The New York Times sees Khodorkovsky’s release as “an abrupt and stunning end to an episode that has marked a darkly authoritarian turn for Russia under President Vladimir V. Putin, while sending a fearsome warning to the rest of the elite, oligarch class.”

Although Khodorkovsky promised not to engage in politics, he might still pose a threat to Putin’s publicity abroad, according to the New York Times.

“While serving time in prison for embezzlement, Mr. Khodorkovsky emerged as a powerful dissident voice, criticizing Mr. Putin’s consolidation of authority in the Kremlin and heavy-handed efforts to suppress dissent,” it says, assuming that “his role as a critic was not yet done”.

Likewise, BBC argues that given his heft, influence abroad and modern technologies, Khodorkovsky may be a challenge for Putin from the point of view of building a positive image abroad. 

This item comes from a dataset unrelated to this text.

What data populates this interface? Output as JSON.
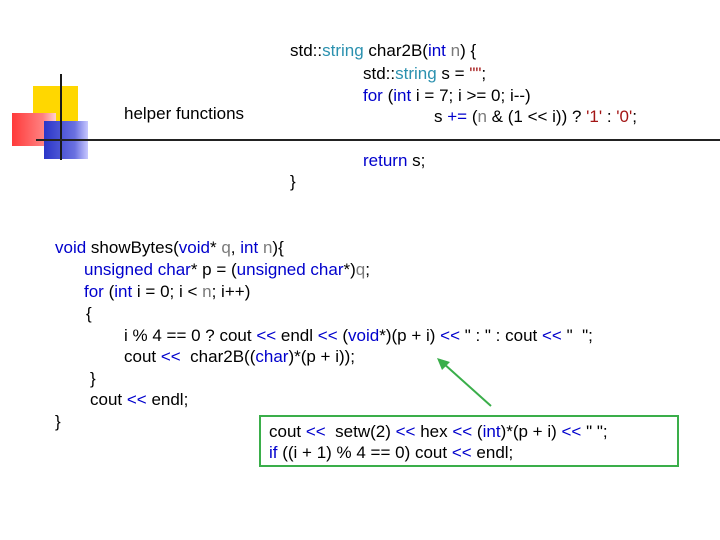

“In our era of global internet connections, his voice and comments can still reverberate back into Russia in a matter of milliseconds - unless of course he has agreed not to become a thorn in President Putin's side again, but to limit his activities to non-political interests,” wrote BBC diplomatic correspondent Bridget Kendall in her article. “All that is for the future - details of his release have yet to be revealed and scenarios yet to be tested.”